> **How to complete this task**
From top to bottom, return the records that follow exactly.

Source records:
★ ★ ★ ★
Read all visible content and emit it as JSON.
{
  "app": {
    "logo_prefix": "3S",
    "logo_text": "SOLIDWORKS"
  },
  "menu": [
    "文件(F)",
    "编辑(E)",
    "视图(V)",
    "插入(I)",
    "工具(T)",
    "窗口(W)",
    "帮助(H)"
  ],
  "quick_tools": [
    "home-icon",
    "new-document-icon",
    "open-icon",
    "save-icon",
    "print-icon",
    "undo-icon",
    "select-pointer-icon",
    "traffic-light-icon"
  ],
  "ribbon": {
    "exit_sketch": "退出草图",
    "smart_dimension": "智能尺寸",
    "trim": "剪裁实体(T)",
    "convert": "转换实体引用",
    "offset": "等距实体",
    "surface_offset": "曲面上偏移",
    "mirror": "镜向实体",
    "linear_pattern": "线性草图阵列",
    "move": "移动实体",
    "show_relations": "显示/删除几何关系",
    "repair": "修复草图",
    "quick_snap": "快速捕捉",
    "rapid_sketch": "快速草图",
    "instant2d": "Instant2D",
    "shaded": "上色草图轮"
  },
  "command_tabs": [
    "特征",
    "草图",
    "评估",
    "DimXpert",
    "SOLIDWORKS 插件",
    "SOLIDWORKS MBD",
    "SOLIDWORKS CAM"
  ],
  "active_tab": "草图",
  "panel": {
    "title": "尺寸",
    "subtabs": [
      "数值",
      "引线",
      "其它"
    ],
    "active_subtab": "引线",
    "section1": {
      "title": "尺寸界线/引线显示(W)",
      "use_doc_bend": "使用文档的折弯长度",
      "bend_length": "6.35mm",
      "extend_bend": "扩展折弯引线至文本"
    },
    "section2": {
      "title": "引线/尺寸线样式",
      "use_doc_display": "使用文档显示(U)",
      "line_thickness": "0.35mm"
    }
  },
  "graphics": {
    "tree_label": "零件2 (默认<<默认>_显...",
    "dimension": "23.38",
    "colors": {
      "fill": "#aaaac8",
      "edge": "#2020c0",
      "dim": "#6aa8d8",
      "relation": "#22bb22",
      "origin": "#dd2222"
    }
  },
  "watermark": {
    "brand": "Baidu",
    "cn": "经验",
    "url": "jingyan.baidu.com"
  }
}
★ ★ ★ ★
> **Completed task**
Read all visible content and emit it as JSON.
{
  "app": {
    "logo_prefix": "3S",
    "logo_text": "SOLIDWORKS"
  },
  "menu": [
    "文件(F)",
    "编辑(E)",
    "视图(V)",
    "插入(I)",
    "工具(T)",
    "窗口(W)",
    "帮助(H)"
  ],
  "quick_tools": [
    "home-icon",
    "new-document-icon",
    "open-icon",
    "save-icon",
    "print-icon",
    "undo-icon",
    "select-pointer-icon",
    "traffic-light-icon"
  ],
  "ribbon": {
    "exit_sketch": "退出草图",
    "smart_dimension": "智能尺寸",
    "trim": "剪裁实体(T)",
    "convert": "转换实体引用",
    "offset": "等距实体",
    "surface_offset": "曲面上偏移",
    "mirror": "镜向实体",
    "linear_pattern": "线性草图阵列",
    "move": "移动实体",
    "show_relations": "显示/删除几何关系",
    "repair": "修复草图",
    "quick_snap": "快速捕捉",
    "rapid_sketch": "快速草图",
    "instant2d": "Instant2D",
    "shaded": "上色草图轮"
  },
  "command_tabs": [
    "特征",
    "草图",
    "评估",
    "DimXpert",
    "SOLIDWORKS 插件",
    "SOLIDWORKS MBD",
    "SOLIDWORKS CAM"
  ],
  "active_tab": "草图",
  "panel": {
    "title": "尺寸",
    "subtabs": [
      "数值",
      "引线",
      "其它"
    ],
    "active_subtab": "引线",
    "section1": {
      "title": "尺寸界线/引线显示(W)",
      "use_doc_bend": "使用文档的折弯长度",
      "bend_length": "6.35mm",
      "extend_bend": "扩展折弯引线至文本"
    },
    "section2": {
      "title": "引线/尺寸线样式",
      "use_doc_display": "使用文档显示(U)",
      "line_thickness": "0.35mm"
    }
  },
  "graphics": {
    "tree_label": "零件2 (默认<<默认>_显...",
    "dimension": "23.38",
    "colors": {
      "fill": "#aaaac8",
      "edge": "#2020c0",
      "dim": "#6aa8d8",
      "relation": "#22bb22",
      "origin": "#dd2222"
    }
  },
  "watermark": {
    "brand": "Baidu",
    "cn": "经验",
    "url": "jingyan.baidu.com"
  }
}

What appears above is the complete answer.